It’s common to define any kind of immigrant community or culture by its diversity; the term “melting pot” gets thrown around so often that it’s practically a cliché. But in her debut feature film Polite Society, director Nida Manzoor reinvents the term with gusto. Influences as far-reaching as Scott Pilgrim vs. the World, Jackie Chan, The Matrix and Devdas are married together in this zany, wacky action comedy to wonderful effect.
Polite Society follows Ria (Priya Kansara), an aspiring teen stuntwoman. Ria puts her training to use. She’s attempting to derail her sister Lena’s (Ritu Arya) upcoming wedding to the charming Salim (Akshay Khanna). Ria knows Salim has nefarious intentions.
Kansara is an instant comedy superstar. She performs many of her own stunts, gamely throwing herself into the comic book-esque martial arts that the film’s energetic fight scenes demand. She effortlessly marries physical comedy into her fight choreography; Ria jumps off the screen with the energy of a comic book character. She’s bombastic and over-the-top and totally, unabashedly bonkers in a way that girls – particularly Brown girls – seldom get to be on screen.

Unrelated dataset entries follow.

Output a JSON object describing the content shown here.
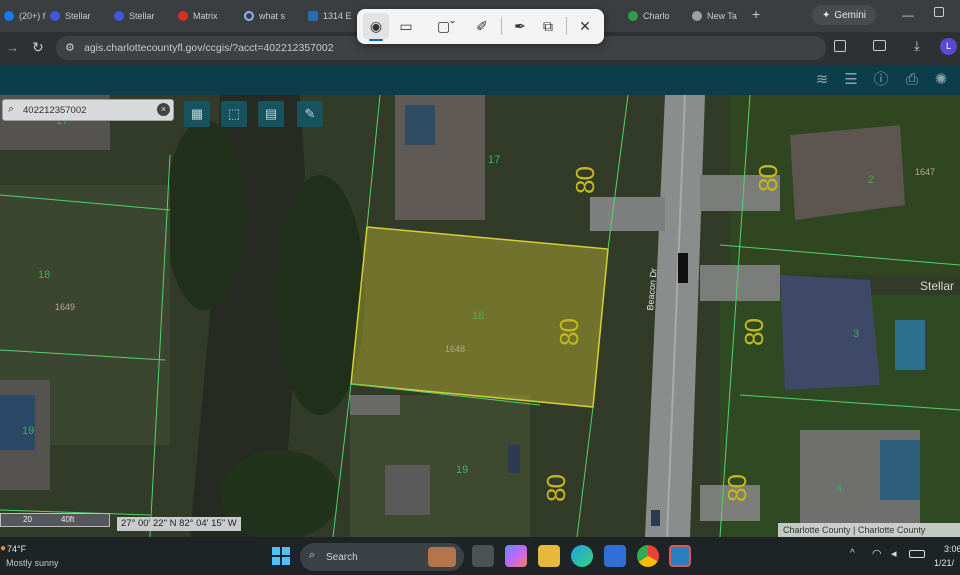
{
  "browser": {
    "tabs": [
      {
        "label": "(20+) f",
        "color": "#1877f2"
      },
      {
        "label": "Stellar",
        "color": "#3b5bdb"
      },
      {
        "label": "Stellar",
        "color": "#3b5bdb"
      },
      {
        "label": "Matrix",
        "color": "#d93025"
      },
      {
        "label": "what s",
        "color": "#8ab4f8"
      },
      {
        "label": "1314 E",
        "color": "#2b6cb0"
      },
      {
        "label": "Charlo",
        "color": "#2f9e44"
      },
      {
        "label": "New Ta",
        "color": "#9aa0a6"
      }
    ],
    "gemini_label": "Gemini",
    "url": "agis.charlottecountyfl.gov/ccgis/?acct=402212357002",
    "profile_initial": "L"
  },
  "map": {
    "search_value": "402212357002",
    "coordinates": "27° 00' 22\" N 82° 04' 15\" W",
    "attribution": "Charlotte County | Charlotte County",
    "street": "Beacon Dr",
    "scale_value": "20",
    "scale_unit": "40ft",
    "place_label": "Stellar",
    "lots": [
      {
        "lot": "17",
        "addr": ""
      },
      {
        "lot": "17",
        "addr": ""
      },
      {
        "lot": "18",
        "addr": "1649"
      },
      {
        "lot": "18",
        "addr": "1648"
      },
      {
        "lot": "19",
        "addr": ""
      },
      {
        "lot": "19",
        "addr": ""
      },
      {
        "lot": "2",
        "addr": "1647"
      },
      {
        "lot": "3",
        "addr": ""
      },
      {
        "lot": "4",
        "addr": ""
      }
    ],
    "zoning_code": "80"
  },
  "taskbar": {
    "temperature": "74°F",
    "weather": "Mostly sunny",
    "search_placeholder": "Search",
    "time": "3:06",
    "date": "1/21/"
  },
  "colors": {
    "app_header": "#0b3d4a",
    "selected_parcel": "#d7cf36",
    "parcel_lines": "#4fd46a",
    "zoning_text": "#c2b81c"
  }
}
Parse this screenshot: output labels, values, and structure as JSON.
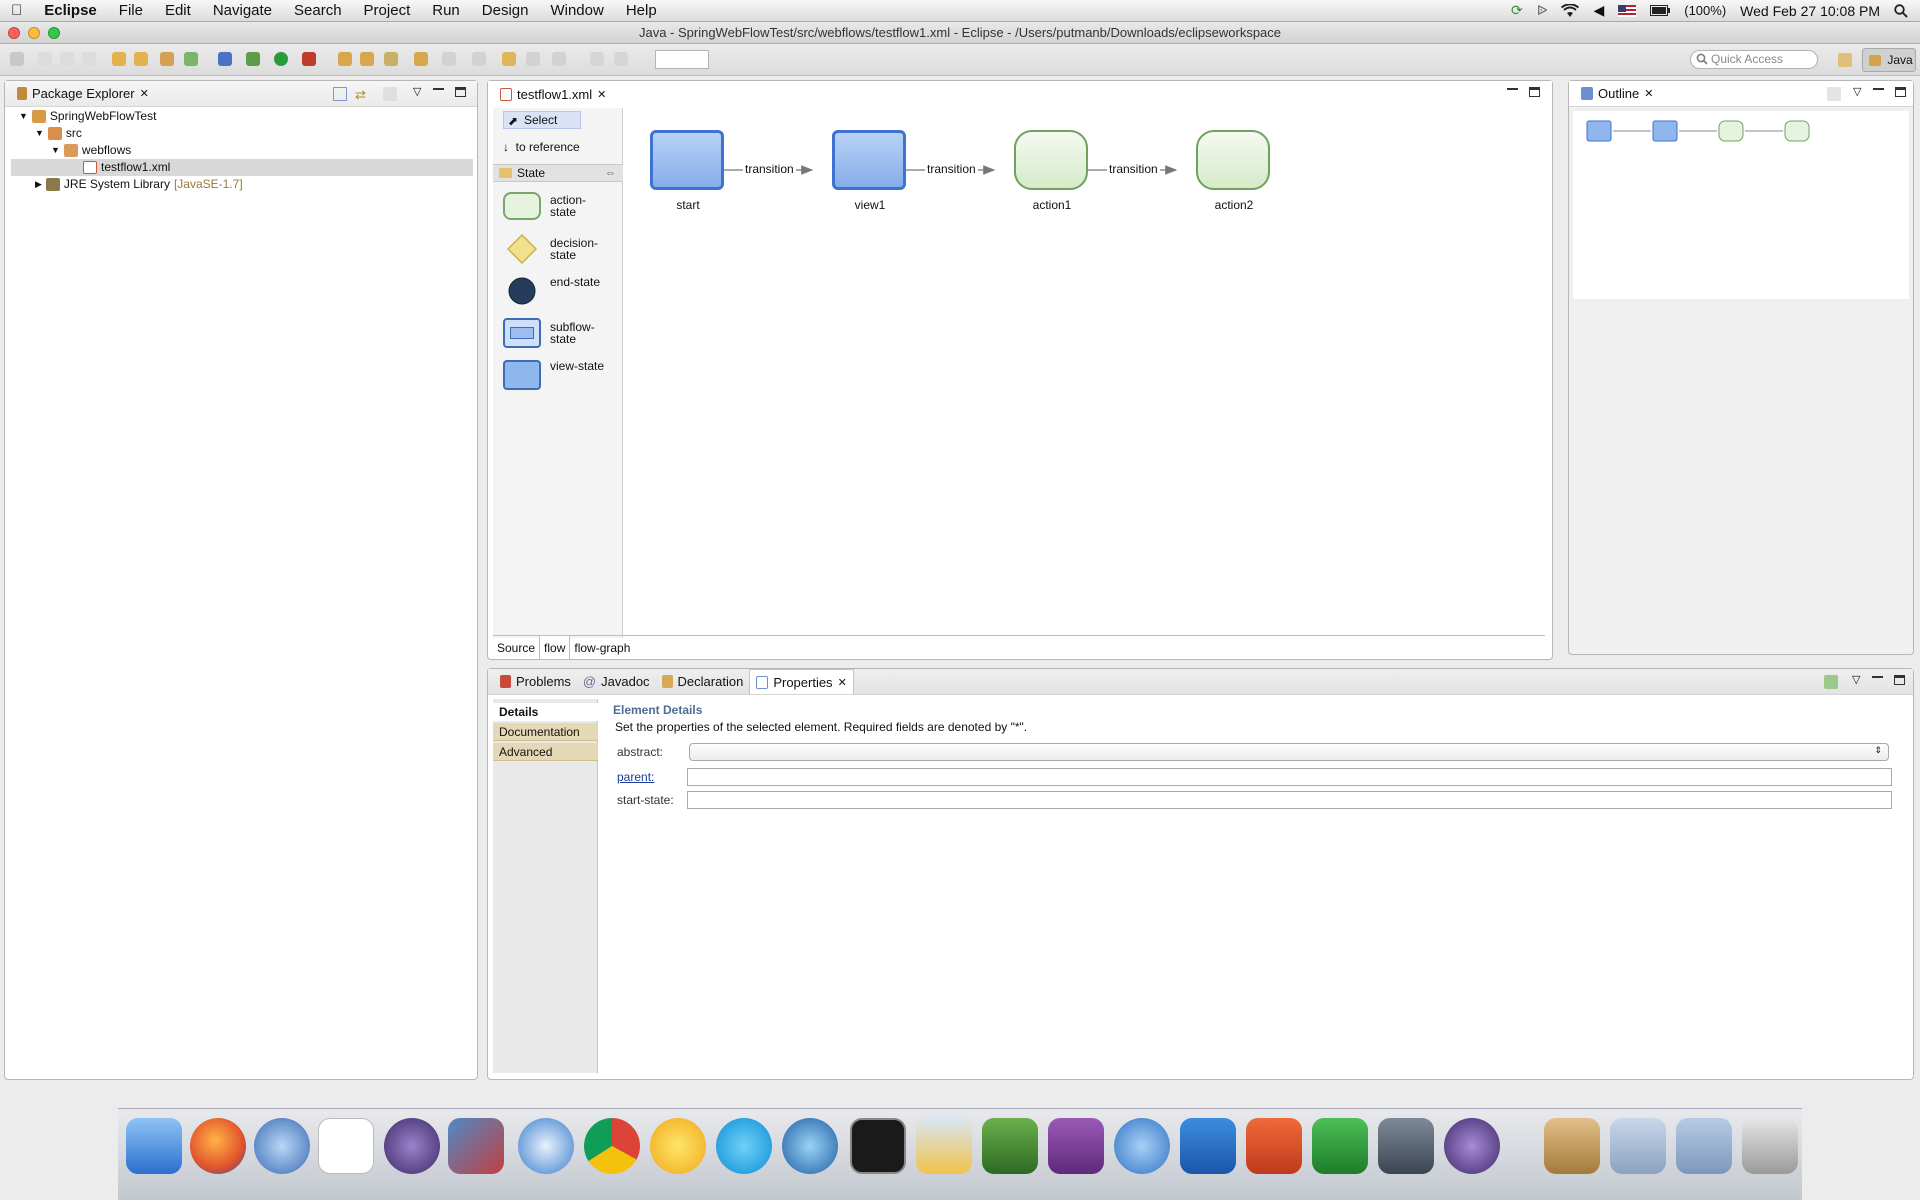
{
  "menubar": {
    "app": "Eclipse",
    "items": [
      "File",
      "Edit",
      "Navigate",
      "Search",
      "Project",
      "Run",
      "Design",
      "Window",
      "Help"
    ],
    "battery": "(100%)",
    "clock": "Wed Feb 27  10:08 PM"
  },
  "window": {
    "title": "Java - SpringWebFlowTest/src/webflows/testflow1.xml - Eclipse - /Users/putmanb/Downloads/eclipseworkspace"
  },
  "toolbar": {
    "quick_access_placeholder": "Quick Access",
    "perspective": "Java"
  },
  "package_explorer": {
    "title": "Package Explorer",
    "tree": [
      {
        "label": "SpringWebFlowTest"
      },
      {
        "label": "src"
      },
      {
        "label": "webflows"
      },
      {
        "label": "testflow1.xml"
      },
      {
        "label": "JRE System Library",
        "suffix": "[JavaSE-1.7]"
      }
    ]
  },
  "editor": {
    "tab": "testflow1.xml",
    "palette": {
      "select": "Select",
      "to_reference": "to reference",
      "group": "State",
      "items": [
        {
          "label1": "action-",
          "label2": "state"
        },
        {
          "label1": "decision-",
          "label2": "state"
        },
        {
          "label1": "end-state",
          "label2": ""
        },
        {
          "label1": "subflow-",
          "label2": "state"
        },
        {
          "label1": "view-state",
          "label2": ""
        }
      ]
    },
    "nodes": [
      {
        "label": "start"
      },
      {
        "label": "view1"
      },
      {
        "label": "action1"
      },
      {
        "label": "action2"
      }
    ],
    "transitions": [
      "transition",
      "transition",
      "transition"
    ],
    "bottom_tabs": [
      "Source",
      "flow",
      "flow-graph"
    ]
  },
  "outline": {
    "title": "Outline"
  },
  "bottom_panel": {
    "tabs": [
      "Problems",
      "Javadoc",
      "Declaration",
      "Properties"
    ],
    "sidebar_tabs": [
      "Details",
      "Documentation",
      "Advanced"
    ],
    "section_title": "Element Details",
    "description": "Set the properties of the selected element. Required fields are denoted by \"*\".",
    "fields": [
      {
        "label": "abstract:",
        "value": ""
      },
      {
        "label": "parent:",
        "value": ""
      },
      {
        "label": "start-state:",
        "value": ""
      }
    ]
  },
  "colors": {
    "view_state": "#8fb7ee",
    "action_state": "#e6f3df",
    "selection": "#d8d8d8"
  }
}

The heart of the story is the sisters’ relationship, and Kansara and Arya sell the dynamic effortlessly. The relationship starts with the familiar closeness that can only exist between siblings. The real skill, however, comes as they pull off the fracturing of the relationship. With Lena’s engagement, the sisters find themselves on divergent paths, making different choices and finding themselves driven further apart. Both tap into the strange and specific grief of knowing that the person you’re closest to won’t stay right by your side forever, but are all the more hilarious for doing so.
The film’s aesthetics are a glorious pastiche – martial arts, Bollywood, sci-fi, and comic books all leave their mark. In a landscape where movies seem like they’ve been filmed on a flip phone with the lights off, there’s an undeniable joy in the vibrant colour palette and bombastic visuals alone. Fight scenes are almost characters unto themselves in this film, beautifully and energetically choreographed. You can practically taste the actors’ relish as they tackle the absurdly fun sequences – they’re truly a delight to watch.
If the film has a weakness, it’s that the dialogue and scripting fall somewhat flat beneath the inventiveness of the visuals and the energy of the cast. The overall plot is a wry satire of marriage culture and the broad strokes are funny. Unfortunately, there are some details that fall a little flat. Whilst the chemistry between Ria and her friends feels naturally bubbly, their conversations sound unavoidably scripted. The conversations never quite accurately capture the cadence of conversation between teen girls. They also don’t lean as wholeheartedly into the exaggeration that gives the rest of the film its character. The depictions of the British secondary school aesthetically reflect the likes of St. Trinian’s or Wormwood Hall. The show didn’t quite bring the messy, boisterous interiority of teenage girls to their dialogue as successfully as it did to their movements and energies.
Still, for whatever qualms I did have, there’s only one way to describe Polite Society: a film with a Matrix–meets–Kickass-style fight scene. At the same time, the protagonist wheres a green lehenga and delivers a Bollywood performance that would make Madhuri Dixit proud: enormously imaginative fun.
For more from Meha, check out her review of Joyland!